▶ Your goal: Each line of the records is to be returned verbatim, with the images omitted.

▶ Exercise input:
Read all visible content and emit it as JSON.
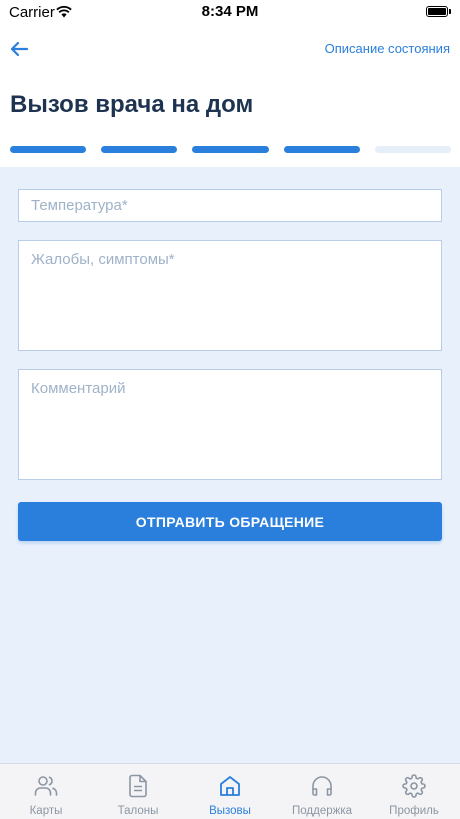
{
  "status_bar": {
    "carrier": "Carrier",
    "time": "8:34 PM"
  },
  "header": {
    "state_description_link": "Описание состояния",
    "title": "Вызов врача на дом",
    "steps": {
      "completed": 4,
      "total": 5
    }
  },
  "form": {
    "temperature_placeholder": "Температура*",
    "complaints_placeholder": "Жалобы, симптомы*",
    "comment_placeholder": "Комментарий",
    "submit_label": "ОТПРАВИТЬ ОБРАЩЕНИЕ"
  },
  "tabbar": {
    "items": [
      {
        "label": "Карты",
        "icon": "users-icon"
      },
      {
        "label": "Талоны",
        "icon": "document-icon"
      },
      {
        "label": "Вызовы",
        "icon": "home-icon",
        "active": true
      },
      {
        "label": "Поддержка",
        "icon": "headphones-icon"
      },
      {
        "label": "Профиль",
        "icon": "gear-icon"
      }
    ]
  },
  "colors": {
    "accent": "#2a7fdc",
    "title": "#1e3350",
    "background": "#e8f0fc",
    "inactive_step": "#e6eef9",
    "tab_inactive": "#8c96a3"
  }
}
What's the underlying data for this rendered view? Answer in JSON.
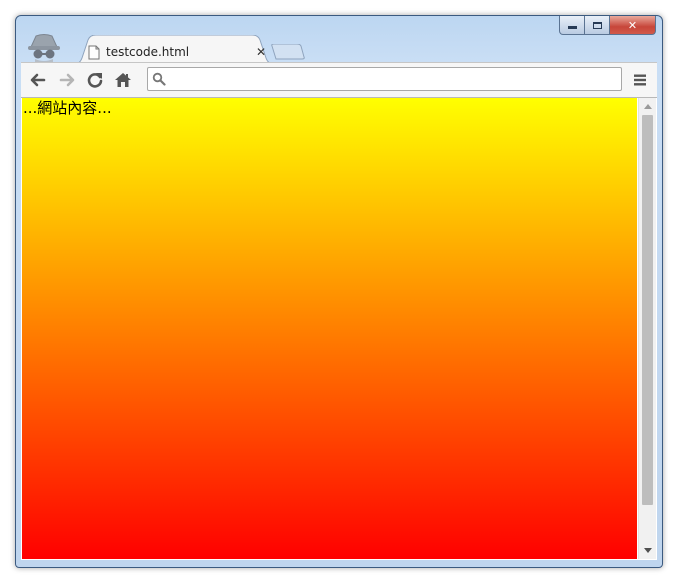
{
  "browser": {
    "tab": {
      "title": "testcode.html"
    },
    "omnibox": {
      "value": "",
      "placeholder": ""
    },
    "accent": "#bcd6f1"
  },
  "page": {
    "text": "...網站內容...",
    "gradient": {
      "from": "#ffff00",
      "to": "#ff0000"
    }
  },
  "icons": {
    "back": "arrow-left",
    "forward": "arrow-right",
    "reload": "reload",
    "home": "home",
    "menu": "hamburger",
    "search": "magnifier",
    "incognito": "spy"
  }
}
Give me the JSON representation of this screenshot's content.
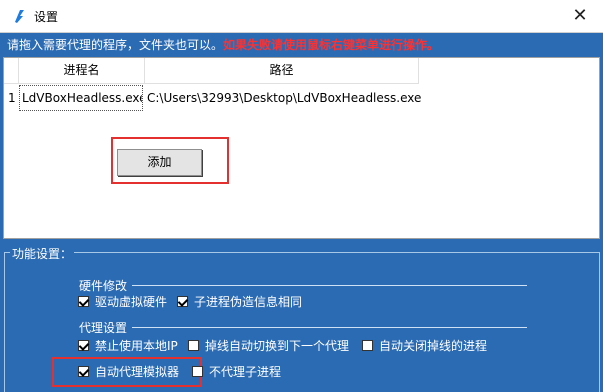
{
  "window": {
    "title": "设置",
    "close_glyph": "✕"
  },
  "hint": {
    "text": "请拖入需要代理的程序，文件夹也可以。",
    "warning": "如果失败请使用鼠标右键菜单进行操作。"
  },
  "table": {
    "columns": [
      "进程名",
      "路径"
    ],
    "rows": [
      {
        "index": "1",
        "name": "LdVBoxHeadless.exe",
        "path": "C:\\Users\\32993\\Desktop\\LdVBoxHeadless.exe"
      }
    ]
  },
  "add_button": "添加",
  "functions": {
    "legend": "功能设置：",
    "hardware": {
      "label": "硬件修改",
      "options": [
        {
          "label": "驱动虚拟硬件",
          "checked": true
        },
        {
          "label": "子进程伪造信息相同",
          "checked": true
        }
      ]
    },
    "proxy": {
      "label": "代理设置",
      "options": [
        {
          "label": "禁止使用本地IP",
          "checked": true
        },
        {
          "label": "掉线自动切换到下一个代理",
          "checked": false
        },
        {
          "label": "自动关闭掉线的进程",
          "checked": false
        },
        {
          "label": "自动代理模拟器",
          "checked": true
        },
        {
          "label": "不代理子进程",
          "checked": false
        }
      ]
    }
  },
  "colors": {
    "background": "#2b6bb3",
    "warning": "#ff3030",
    "highlight_box": "#e53030"
  }
}
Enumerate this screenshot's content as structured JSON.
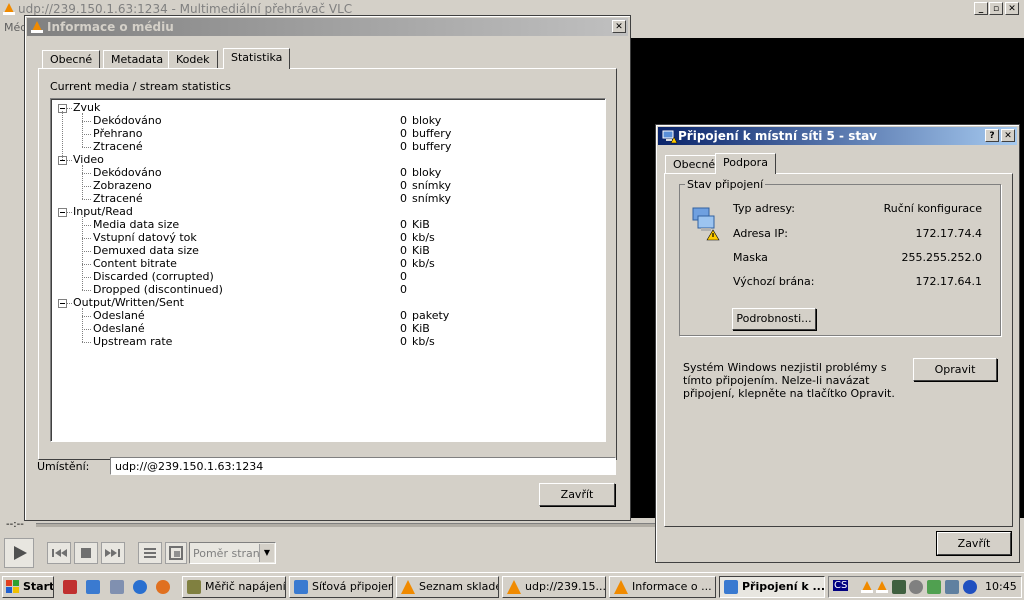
{
  "vlc": {
    "title": "udp://239.150.1.63:1234 - Multimediální přehrávač VLC",
    "menu_first": "Méd",
    "time": "--:--",
    "aspect_placeholder": "Poměr stran"
  },
  "media_info": {
    "title": "Informace o médiu",
    "tabs": [
      "Obecné",
      "Metadata",
      "Kodek",
      "Statistika"
    ],
    "section_label": "Current media / stream statistics",
    "groups": [
      {
        "name": "Zvuk",
        "rows": [
          {
            "label": "Dekódováno",
            "value": "0",
            "unit": "bloky"
          },
          {
            "label": "Přehrano",
            "value": "0",
            "unit": "buffery"
          },
          {
            "label": "Ztracené",
            "value": "0",
            "unit": "buffery"
          }
        ]
      },
      {
        "name": "Video",
        "rows": [
          {
            "label": "Dekódováno",
            "value": "0",
            "unit": "bloky"
          },
          {
            "label": "Zobrazeno",
            "value": "0",
            "unit": "snímky"
          },
          {
            "label": "Ztracené",
            "value": "0",
            "unit": "snímky"
          }
        ]
      },
      {
        "name": "Input/Read",
        "rows": [
          {
            "label": "Media data size",
            "value": "0",
            "unit": "KiB"
          },
          {
            "label": "Vstupní datový tok",
            "value": "0",
            "unit": "kb/s"
          },
          {
            "label": "Demuxed data size",
            "value": "0",
            "unit": "KiB"
          },
          {
            "label": "Content bitrate",
            "value": "0",
            "unit": "kb/s"
          },
          {
            "label": "Discarded (corrupted)",
            "value": "0",
            "unit": ""
          },
          {
            "label": "Dropped (discontinued)",
            "value": "0",
            "unit": ""
          }
        ]
      },
      {
        "name": "Output/Written/Sent",
        "rows": [
          {
            "label": "Odeslané",
            "value": "0",
            "unit": "pakety"
          },
          {
            "label": "Odeslané",
            "value": "0",
            "unit": "KiB"
          },
          {
            "label": "Upstream rate",
            "value": "0",
            "unit": "kb/s"
          }
        ]
      }
    ],
    "location_label": "Umístění:",
    "location_value": "udp://@239.150.1.63:1234",
    "close_label": "Zavřít"
  },
  "network": {
    "title": "Připojení k místní síti 5 - stav",
    "help": "?",
    "tabs": [
      "Obecné",
      "Podpora"
    ],
    "group_label": "Stav připojení",
    "rows": [
      {
        "label": "Typ adresy:",
        "value": "Ruční konfigurace"
      },
      {
        "label": "Adresa IP:",
        "value": "172.17.74.4"
      },
      {
        "label": "Maska",
        "value": "255.255.252.0"
      },
      {
        "label": "Výchozí brána:",
        "value": "172.17.64.1"
      }
    ],
    "details_label": "Podrobnosti...",
    "message": "Systém Windows nezjistil problémy s tímto připojením. Nelze-li navázat připojení, klepněte na tlačítko Opravit.",
    "repair_label": "Opravit",
    "close_label": "Zavřít"
  },
  "taskbar": {
    "start_label": "Start",
    "tasks": [
      {
        "label": "Měřič napájení",
        "icon": "battery-icon"
      },
      {
        "label": "Síťová připojení",
        "icon": "network-icon"
      },
      {
        "label": "Seznam skladeb",
        "icon": "vlc-icon"
      },
      {
        "label": "udp://239.15...",
        "icon": "vlc-icon"
      },
      {
        "label": "Informace o ...",
        "icon": "vlc-icon"
      },
      {
        "label": "Připojení k ...",
        "icon": "network-icon"
      }
    ],
    "tray_cs": "CS",
    "clock": "10:45"
  }
}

▶ Response to the task:
Read all visible content and emit it as JSON.
{
  "status_bar": {
    "carrier": "Carrier",
    "time": "8:34 PM"
  },
  "header": {
    "state_description_link": "Описание состояния",
    "title": "Вызов врача на дом",
    "steps": {
      "completed": 4,
      "total": 5
    }
  },
  "form": {
    "temperature_placeholder": "Температура*",
    "complaints_placeholder": "Жалобы, симптомы*",
    "comment_placeholder": "Комментарий",
    "submit_label": "ОТПРАВИТЬ ОБРАЩЕНИЕ"
  },
  "tabbar": {
    "items": [
      {
        "label": "Карты",
        "icon": "users-icon"
      },
      {
        "label": "Талоны",
        "icon": "document-icon"
      },
      {
        "label": "Вызовы",
        "icon": "home-icon",
        "active": true
      },
      {
        "label": "Поддержка",
        "icon": "headphones-icon"
      },
      {
        "label": "Профиль",
        "icon": "gear-icon"
      }
    ]
  },
  "colors": {
    "accent": "#2a7fdc",
    "title": "#1e3350",
    "background": "#e8f0fc",
    "inactive_step": "#e6eef9",
    "tab_inactive": "#8c96a3"
  }
}
What's the underlying data for this rendered view? Answer in JSON.
{
  "browser": {
    "tab": {
      "title": "testcode.html"
    },
    "omnibox": {
      "value": "",
      "placeholder": ""
    },
    "accent": "#bcd6f1"
  },
  "page": {
    "text": "...網站內容...",
    "gradient": {
      "from": "#ffff00",
      "to": "#ff0000"
    }
  },
  "icons": {
    "back": "arrow-left",
    "forward": "arrow-right",
    "reload": "reload",
    "home": "home",
    "menu": "hamburger",
    "search": "magnifier",
    "incognito": "spy"
  }
}
Give me the JSON representation of this screenshot's content.
{
  "window": {
    "title": "设置",
    "close_glyph": "✕"
  },
  "hint": {
    "text": "请拖入需要代理的程序，文件夹也可以。",
    "warning": "如果失败请使用鼠标右键菜单进行操作。"
  },
  "table": {
    "columns": [
      "进程名",
      "路径"
    ],
    "rows": [
      {
        "index": "1",
        "name": "LdVBoxHeadless.exe",
        "path": "C:\\Users\\32993\\Desktop\\LdVBoxHeadless.exe"
      }
    ]
  },
  "add_button": "添加",
  "functions": {
    "legend": "功能设置：",
    "hardware": {
      "label": "硬件修改",
      "options": [
        {
          "label": "驱动虚拟硬件",
          "checked": true
        },
        {
          "label": "子进程伪造信息相同",
          "checked": true
        }
      ]
    },
    "proxy": {
      "label": "代理设置",
      "options": [
        {
          "label": "禁止使用本地IP",
          "checked": true
        },
        {
          "label": "掉线自动切换到下一个代理",
          "checked": false
        },
        {
          "label": "自动关闭掉线的进程",
          "checked": false
        },
        {
          "label": "自动代理模拟器",
          "checked": true
        },
        {
          "label": "不代理子进程",
          "checked": false
        }
      ]
    }
  },
  "colors": {
    "background": "#2b6bb3",
    "warning": "#ff3030",
    "highlight_box": "#e53030"
  }
}
Enumerate this screenshot's content as structured JSON.
{
  "vlc": {
    "title": "udp://239.150.1.63:1234 - Multimediální přehrávač VLC",
    "menu_first": "Méd",
    "time": "--:--",
    "aspect_placeholder": "Poměr stran"
  },
  "media_info": {
    "title": "Informace o médiu",
    "tabs": [
      "Obecné",
      "Metadata",
      "Kodek",
      "Statistika"
    ],
    "section_label": "Current media / stream statistics",
    "groups": [
      {
        "name": "Zvuk",
        "rows": [
          {
            "label": "Dekódováno",
            "value": "0",
            "unit": "bloky"
          },
          {
            "label": "Přehrano",
            "value": "0",
            "unit": "buffery"
          },
          {
            "label": "Ztracené",
            "value": "0",
            "unit": "buffery"
          }
        ]
      },
      {
        "name": "Video",
        "rows": [
          {
            "label": "Dekódováno",
            "value": "0",
            "unit": "bloky"
          },
          {
            "label": "Zobrazeno",
            "value": "0",
            "unit": "snímky"
          },
          {
            "label": "Ztracené",
            "value": "0",
            "unit": "snímky"
          }
        ]
      },
      {
        "name": "Input/Read",
        "rows": [
          {
            "label": "Media data size",
            "value": "0",
            "unit": "KiB"
          },
          {
            "label": "Vstupní datový tok",
            "value": "0",
            "unit": "kb/s"
          },
          {
            "label": "Demuxed data size",
            "value": "0",
            "unit": "KiB"
          },
          {
            "label": "Content bitrate",
            "value": "0",
            "unit": "kb/s"
          },
          {
            "label": "Discarded (corrupted)",
            "value": "0",
            "unit": ""
          },
          {
            "label": "Dropped (discontinued)",
            "value": "0",
            "unit": ""
          }
        ]
      },
      {
        "name": "Output/Written/Sent",
        "rows": [
          {
            "label": "Odeslané",
            "value": "0",
            "unit": "pakety"
          },
          {
            "label": "Odeslané",
            "value": "0",
            "unit": "KiB"
          },
          {
            "label": "Upstream rate",
            "value": "0",
            "unit": "kb/s"
          }
        ]
      }
    ],
    "location_label": "Umístění:",
    "location_value": "udp://@239.150.1.63:1234",
    "close_label": "Zavřít"
  },
  "network": {
    "title": "Připojení k místní síti 5 - stav",
    "help": "?",
    "tabs": [
      "Obecné",
      "Podpora"
    ],
    "group_label": "Stav připojení",
    "rows": [
      {
        "label": "Typ adresy:",
        "value": "Ruční konfigurace"
      },
      {
        "label": "Adresa IP:",
        "value": "172.17.74.4"
      },
      {
        "label": "Maska",
        "value": "255.255.252.0"
      },
      {
        "label": "Výchozí brána:",
        "value": "172.17.64.1"
      }
    ],
    "details_label": "Podrobnosti...",
    "message": "Systém Windows nezjistil problémy s tímto připojením. Nelze-li navázat připojení, klepněte na tlačítko Opravit.",
    "repair_label": "Opravit",
    "close_label": "Zavřít"
  },
  "taskbar": {
    "start_label": "Start",
    "tasks": [
      {
        "label": "Měřič napájení",
        "icon": "battery-icon"
      },
      {
        "label": "Síťová připojení",
        "icon": "network-icon"
      },
      {
        "label": "Seznam skladeb",
        "icon": "vlc-icon"
      },
      {
        "label": "udp://239.15...",
        "icon": "vlc-icon"
      },
      {
        "label": "Informace o ...",
        "icon": "vlc-icon"
      },
      {
        "label": "Připojení k ...",
        "icon": "network-icon"
      }
    ],
    "tray_cs": "CS",
    "clock": "10:45"
  }
}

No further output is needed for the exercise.